The Washington Post has an interesting, long article about Google's project to scan every book on Earth. The article mentions a 2002 meeting put together by Paul Allen, co-founder of Microsoft, about the creation of a Final Encyclopedia. The head librarian of Stanford met Larry Page and Sergey Brin at this meeting, which led a couple of years later to the announcement of Google's scanning project.
When Google's project was announced, I immediately thought "aha, clearly it's The Final Encyclopedia!" It's funny to learn now that this was what all the decision-makers were thinking about as well. A bit of background. The Final Encyclopedia is a classic science fiction book by Gordon Dickson in his Childe Cycle. The book was first published in 1985.
As you can see from the above cover of the book, the Final Encyclopedia is a very large Earth orbital structure (1,600 km altitude). It holds all of human knowledge.
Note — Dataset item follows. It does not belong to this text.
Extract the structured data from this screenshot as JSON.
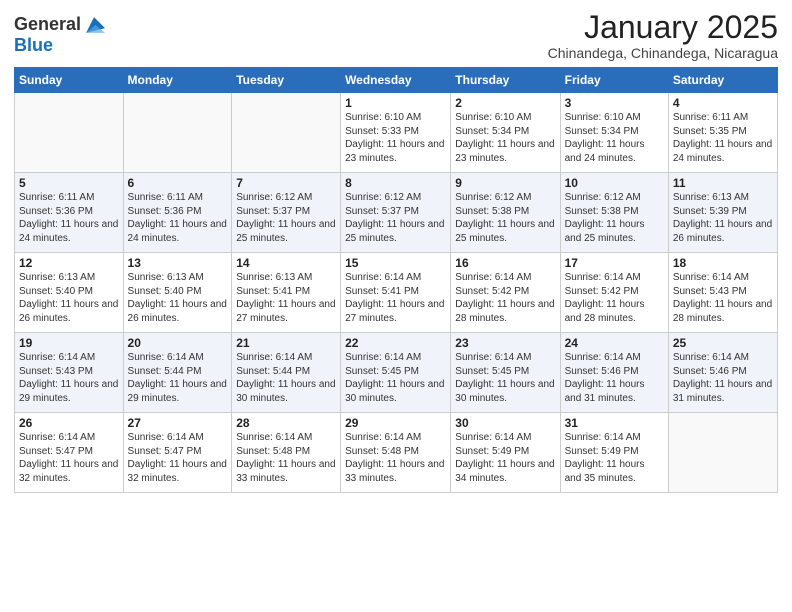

Of course, it bears no resemblance to Google's current server farms on terra firma. But it's astonishing to see how quickly the idea is becoming reality.
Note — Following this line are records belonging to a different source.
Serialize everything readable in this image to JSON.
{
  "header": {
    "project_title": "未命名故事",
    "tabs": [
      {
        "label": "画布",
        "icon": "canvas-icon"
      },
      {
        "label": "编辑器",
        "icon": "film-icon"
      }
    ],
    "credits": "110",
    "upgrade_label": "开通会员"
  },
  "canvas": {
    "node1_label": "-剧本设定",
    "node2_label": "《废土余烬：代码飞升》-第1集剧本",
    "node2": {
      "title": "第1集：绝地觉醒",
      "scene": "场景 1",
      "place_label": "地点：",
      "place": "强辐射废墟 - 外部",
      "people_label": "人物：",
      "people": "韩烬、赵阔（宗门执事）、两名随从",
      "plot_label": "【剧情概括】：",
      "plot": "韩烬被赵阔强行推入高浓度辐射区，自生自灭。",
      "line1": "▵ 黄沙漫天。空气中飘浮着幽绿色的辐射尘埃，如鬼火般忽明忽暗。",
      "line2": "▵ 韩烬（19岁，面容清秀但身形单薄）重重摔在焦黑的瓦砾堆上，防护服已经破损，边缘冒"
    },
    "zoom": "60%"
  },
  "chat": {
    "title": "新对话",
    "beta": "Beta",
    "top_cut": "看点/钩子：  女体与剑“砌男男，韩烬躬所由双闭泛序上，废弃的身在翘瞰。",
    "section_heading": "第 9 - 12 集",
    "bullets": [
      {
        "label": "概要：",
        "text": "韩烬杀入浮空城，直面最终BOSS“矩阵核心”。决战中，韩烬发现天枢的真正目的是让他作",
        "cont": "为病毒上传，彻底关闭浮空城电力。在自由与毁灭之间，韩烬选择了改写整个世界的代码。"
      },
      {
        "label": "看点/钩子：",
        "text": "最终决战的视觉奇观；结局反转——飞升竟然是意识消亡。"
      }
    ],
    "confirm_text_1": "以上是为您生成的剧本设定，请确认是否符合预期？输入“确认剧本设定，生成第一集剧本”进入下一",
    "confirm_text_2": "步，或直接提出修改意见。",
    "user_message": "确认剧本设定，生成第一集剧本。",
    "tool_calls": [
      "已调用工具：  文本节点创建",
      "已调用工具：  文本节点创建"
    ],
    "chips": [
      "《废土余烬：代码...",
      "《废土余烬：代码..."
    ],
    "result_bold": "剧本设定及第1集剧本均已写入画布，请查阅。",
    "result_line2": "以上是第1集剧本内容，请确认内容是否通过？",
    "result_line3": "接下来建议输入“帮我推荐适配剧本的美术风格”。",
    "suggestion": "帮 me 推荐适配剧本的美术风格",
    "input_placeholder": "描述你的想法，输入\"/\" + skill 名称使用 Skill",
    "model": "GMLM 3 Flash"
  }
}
Later in the article, the writer suggests that this project will end up being bad publicity for Google -- that Google is somehow going against its "don't be evil" ethos. Frankly, I find this idea ridiculous. Google got a ton of good publicity out of the project. It's a mind-blowingly awesome idea.
Also, the writer suggests that the book publishers association filed suit against Google on the project in order to bring Google to negotiating table. I agree that this is part of the reason for the suit, but Google rightly is confident that it will win the suit. Why are the publishers getting into a suit that they are likely to lose? I think that the publishers were trying to make potential Google partners uncertain about the legal risks involved, and thereby slow the project. But it doesn't seem to have scared away the University of California system, which signed on to the project last week. It has 34 million books in its stacks.
In any event, I'm happy that the trucks filled with books from Stanford University are still pulling up to an undisclosed area of the Googleplex for scanning.